## DATA
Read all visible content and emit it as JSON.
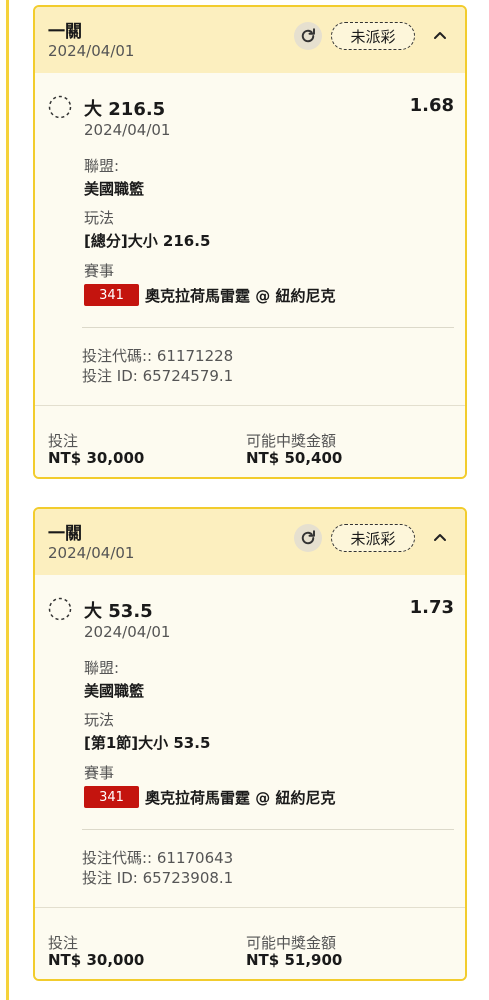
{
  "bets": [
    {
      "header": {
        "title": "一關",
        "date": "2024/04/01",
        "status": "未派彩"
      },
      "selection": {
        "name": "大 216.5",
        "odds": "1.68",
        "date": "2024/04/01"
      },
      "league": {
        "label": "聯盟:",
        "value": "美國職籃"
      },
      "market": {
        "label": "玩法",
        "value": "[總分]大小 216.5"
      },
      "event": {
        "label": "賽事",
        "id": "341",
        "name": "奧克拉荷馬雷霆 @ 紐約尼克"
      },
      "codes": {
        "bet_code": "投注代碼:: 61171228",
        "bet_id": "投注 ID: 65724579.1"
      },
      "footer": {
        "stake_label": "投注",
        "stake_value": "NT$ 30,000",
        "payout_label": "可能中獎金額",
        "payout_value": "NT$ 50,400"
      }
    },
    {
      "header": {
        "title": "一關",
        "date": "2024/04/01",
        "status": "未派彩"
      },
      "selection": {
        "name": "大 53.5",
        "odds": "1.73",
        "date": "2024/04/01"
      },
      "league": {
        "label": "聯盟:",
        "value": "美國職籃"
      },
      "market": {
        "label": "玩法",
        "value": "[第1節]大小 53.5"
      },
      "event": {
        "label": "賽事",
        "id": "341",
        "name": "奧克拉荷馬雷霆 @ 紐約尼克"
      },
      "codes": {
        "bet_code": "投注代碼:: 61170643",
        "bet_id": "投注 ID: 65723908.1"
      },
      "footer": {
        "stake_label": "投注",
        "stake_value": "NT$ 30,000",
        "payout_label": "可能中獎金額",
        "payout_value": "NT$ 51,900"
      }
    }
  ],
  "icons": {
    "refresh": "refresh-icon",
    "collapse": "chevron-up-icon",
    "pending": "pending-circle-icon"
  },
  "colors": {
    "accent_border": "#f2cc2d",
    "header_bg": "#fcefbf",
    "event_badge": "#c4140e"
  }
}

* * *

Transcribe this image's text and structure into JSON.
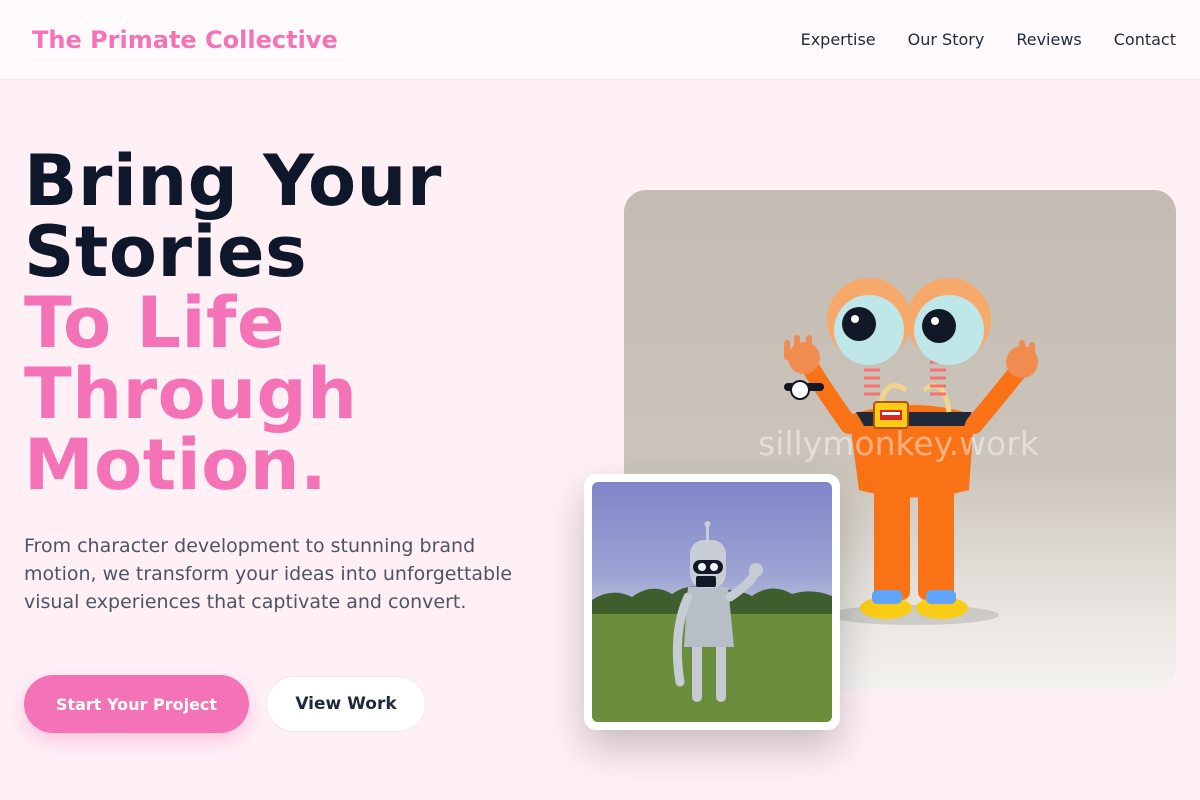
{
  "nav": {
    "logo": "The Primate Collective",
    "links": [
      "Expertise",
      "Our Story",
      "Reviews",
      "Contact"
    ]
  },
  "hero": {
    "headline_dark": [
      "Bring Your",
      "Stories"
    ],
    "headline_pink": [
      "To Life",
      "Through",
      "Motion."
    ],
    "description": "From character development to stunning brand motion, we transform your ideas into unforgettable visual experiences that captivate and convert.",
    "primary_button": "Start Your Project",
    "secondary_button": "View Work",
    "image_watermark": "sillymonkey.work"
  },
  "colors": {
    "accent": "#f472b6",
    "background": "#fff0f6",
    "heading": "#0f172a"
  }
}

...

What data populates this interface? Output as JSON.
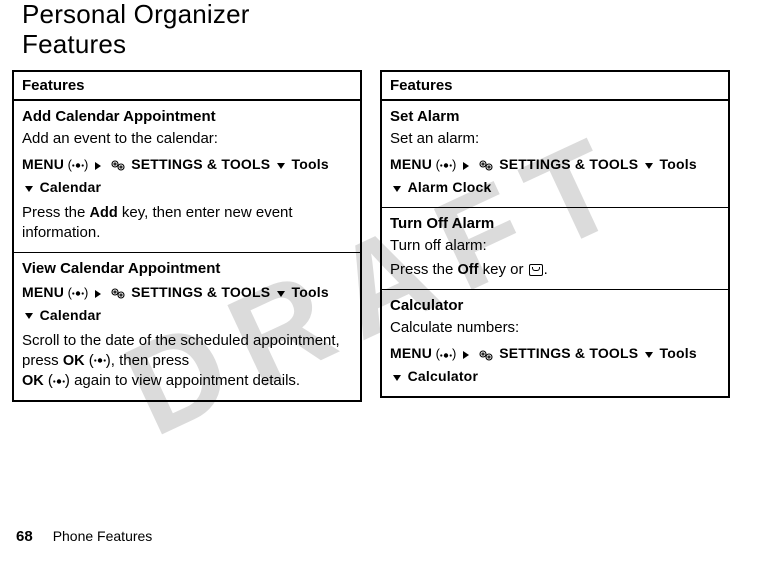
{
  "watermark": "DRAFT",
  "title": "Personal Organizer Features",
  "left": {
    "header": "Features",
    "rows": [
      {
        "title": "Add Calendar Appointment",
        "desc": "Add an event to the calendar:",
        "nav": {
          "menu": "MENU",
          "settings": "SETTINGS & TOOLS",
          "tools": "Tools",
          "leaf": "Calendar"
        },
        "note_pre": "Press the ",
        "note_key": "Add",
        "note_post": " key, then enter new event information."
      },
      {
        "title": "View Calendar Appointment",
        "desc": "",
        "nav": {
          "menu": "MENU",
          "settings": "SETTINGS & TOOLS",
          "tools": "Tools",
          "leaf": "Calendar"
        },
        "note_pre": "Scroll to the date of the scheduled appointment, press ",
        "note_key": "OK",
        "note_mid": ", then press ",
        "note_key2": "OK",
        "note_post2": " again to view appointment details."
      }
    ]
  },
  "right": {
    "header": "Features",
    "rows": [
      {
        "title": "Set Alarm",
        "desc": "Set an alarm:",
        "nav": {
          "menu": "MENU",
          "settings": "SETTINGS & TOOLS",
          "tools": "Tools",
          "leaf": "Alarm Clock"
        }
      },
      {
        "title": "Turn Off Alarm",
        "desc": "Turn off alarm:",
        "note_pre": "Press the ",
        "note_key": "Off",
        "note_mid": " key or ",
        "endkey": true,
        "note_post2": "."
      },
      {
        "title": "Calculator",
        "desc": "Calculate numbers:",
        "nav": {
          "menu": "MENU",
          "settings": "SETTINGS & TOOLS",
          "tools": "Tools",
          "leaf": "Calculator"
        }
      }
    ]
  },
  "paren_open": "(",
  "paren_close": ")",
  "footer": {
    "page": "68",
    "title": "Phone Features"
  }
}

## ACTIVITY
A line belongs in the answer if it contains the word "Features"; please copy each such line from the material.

## RESULT OF THE TASK
  "title": "Personal Organizer Features",
    "header": "Features",
    "header": "Features",
    "title": "Phone Features"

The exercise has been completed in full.